Alo Ngata, 29, died in police custody on Wednesday morning after an altercation in the central suburb of Freemans Bay on Sunday.
Police tasered and restrained him after witnessing him attacking an elderly man, Superintendent Karyn Malthus said.
The friend, who did not wish to be named, met Ngata when the pair were studying at Tangaroa College in Ōtara.
He described the 29-year-old as "fiercely loyal" and coming from a large family.
"I saw him just a couple of months ago in town and he was still just the same humble as guy I knew in school."
The friend said he was not aware of any mental health issues, and had no idea why Ngata would have allegedly assaulted the man or resisted arrest.
"It's just such a surprise. As far as I know he didn't do drugs or anything. I just can't figure out what was going on that night."
Malthus said police were called to Beresford St on Sunday where they found Ngata attacking the man.
She said Ngata would not engage with the police and instead went towards officers in a "threatening manner".
Two officers then tasered him, Malthus said.
"The first two tasers were ineffective, the second two tasers from the other officer were effective and did bring the man to the ground."
Police arrested Ngata and he was handcuffed, restrained at the feet, and placed in a spit hood to prevent him from spitting at officers.
He was then transported to the Auckland police custody unit where he "continued to resist police", Malthus said.
However, he began to deteriorate while in custody. He was given CPR and transferred to hospital but died on Wednesday morning.
Malthus said she had reviewed footage from the police Eagle helicopter, which was first to arrive at the scene.
"What we can see there and what the Eagle staff were witnessing was [Ngata] assaulting the elderly man," she said.
Ngata struck the elderly victim to the ground and kicked him in the head "five or six times, possibly more and basically he kicked him unconscious", Malthus said.
Friends and family members have taken to Facebook to ask for "respect" for Ngata's family following the death.
Family members described him as a "family man with a big heart".
According to his Facebook profile, he studied product design at Unitec.
Ngata's family and friends were gathering at his home in Papatoetoe, south Auckland on Thursday night. They declined to comment when approached by Stuff.
Malthus defended the police's actions, saying it was normal practice for someone who had been tasered to be taken to the police station before getting medical treatment.
Situations like these were "volatile" and "high risk", she said.
"I have no doubt that if our officers had not intervened with the necessary tactical options they would have incurred serious injury themselves," she said.
Ngata was not "significantly known" to police, Malthus said.
Ngata's aunt Kristina Sofele told 1 News she understood her nephew's heart stopped while he was at the police station.

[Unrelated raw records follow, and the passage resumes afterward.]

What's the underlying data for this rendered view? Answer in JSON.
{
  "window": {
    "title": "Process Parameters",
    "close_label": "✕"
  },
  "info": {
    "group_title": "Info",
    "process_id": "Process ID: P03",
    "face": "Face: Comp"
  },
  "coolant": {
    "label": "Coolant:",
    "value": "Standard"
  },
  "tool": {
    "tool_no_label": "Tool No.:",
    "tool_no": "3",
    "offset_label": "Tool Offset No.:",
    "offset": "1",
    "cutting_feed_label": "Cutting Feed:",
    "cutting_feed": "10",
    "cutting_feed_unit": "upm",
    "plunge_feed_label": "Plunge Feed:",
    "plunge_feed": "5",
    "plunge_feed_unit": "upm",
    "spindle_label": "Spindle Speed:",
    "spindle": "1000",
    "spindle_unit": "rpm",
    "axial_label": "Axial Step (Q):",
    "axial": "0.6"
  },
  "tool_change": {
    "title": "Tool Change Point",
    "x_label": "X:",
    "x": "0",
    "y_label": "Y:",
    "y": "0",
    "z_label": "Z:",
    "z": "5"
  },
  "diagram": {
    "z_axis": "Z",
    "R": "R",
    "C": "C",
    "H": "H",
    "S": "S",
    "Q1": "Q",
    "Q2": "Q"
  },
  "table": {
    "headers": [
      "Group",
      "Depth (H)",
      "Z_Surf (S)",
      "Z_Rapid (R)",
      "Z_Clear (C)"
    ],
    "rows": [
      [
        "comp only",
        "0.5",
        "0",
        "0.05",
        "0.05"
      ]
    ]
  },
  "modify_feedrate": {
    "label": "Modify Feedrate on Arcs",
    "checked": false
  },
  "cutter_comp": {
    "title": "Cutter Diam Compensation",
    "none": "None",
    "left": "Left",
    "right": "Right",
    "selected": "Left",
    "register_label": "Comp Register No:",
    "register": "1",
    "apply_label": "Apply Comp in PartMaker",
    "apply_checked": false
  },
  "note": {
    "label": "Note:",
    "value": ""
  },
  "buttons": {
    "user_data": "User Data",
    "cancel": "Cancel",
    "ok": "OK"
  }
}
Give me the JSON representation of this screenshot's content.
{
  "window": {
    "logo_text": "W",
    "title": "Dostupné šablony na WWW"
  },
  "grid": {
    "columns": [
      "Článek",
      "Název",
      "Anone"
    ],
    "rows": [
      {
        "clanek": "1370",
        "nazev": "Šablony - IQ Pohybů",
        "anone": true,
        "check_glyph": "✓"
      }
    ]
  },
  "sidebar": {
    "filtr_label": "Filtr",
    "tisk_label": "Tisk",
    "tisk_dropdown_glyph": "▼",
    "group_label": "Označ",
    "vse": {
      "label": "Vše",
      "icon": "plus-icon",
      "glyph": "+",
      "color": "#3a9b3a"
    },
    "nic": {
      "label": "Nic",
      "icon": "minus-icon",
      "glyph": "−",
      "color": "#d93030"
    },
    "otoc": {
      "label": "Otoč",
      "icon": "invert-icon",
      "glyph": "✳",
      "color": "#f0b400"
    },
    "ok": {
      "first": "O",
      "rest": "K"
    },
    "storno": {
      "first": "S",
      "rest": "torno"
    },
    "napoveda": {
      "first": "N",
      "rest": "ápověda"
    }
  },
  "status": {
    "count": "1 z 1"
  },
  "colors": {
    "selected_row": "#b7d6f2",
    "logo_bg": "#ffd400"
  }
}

"We want to know as a family, how did that happen?" she said.
"We were initially upset about this whole thing and we had a lot of anger towards the police, but ... we've been talking with the police and they've helped us to understand what had happened."
The elderly man remains in a serious condition in hospital.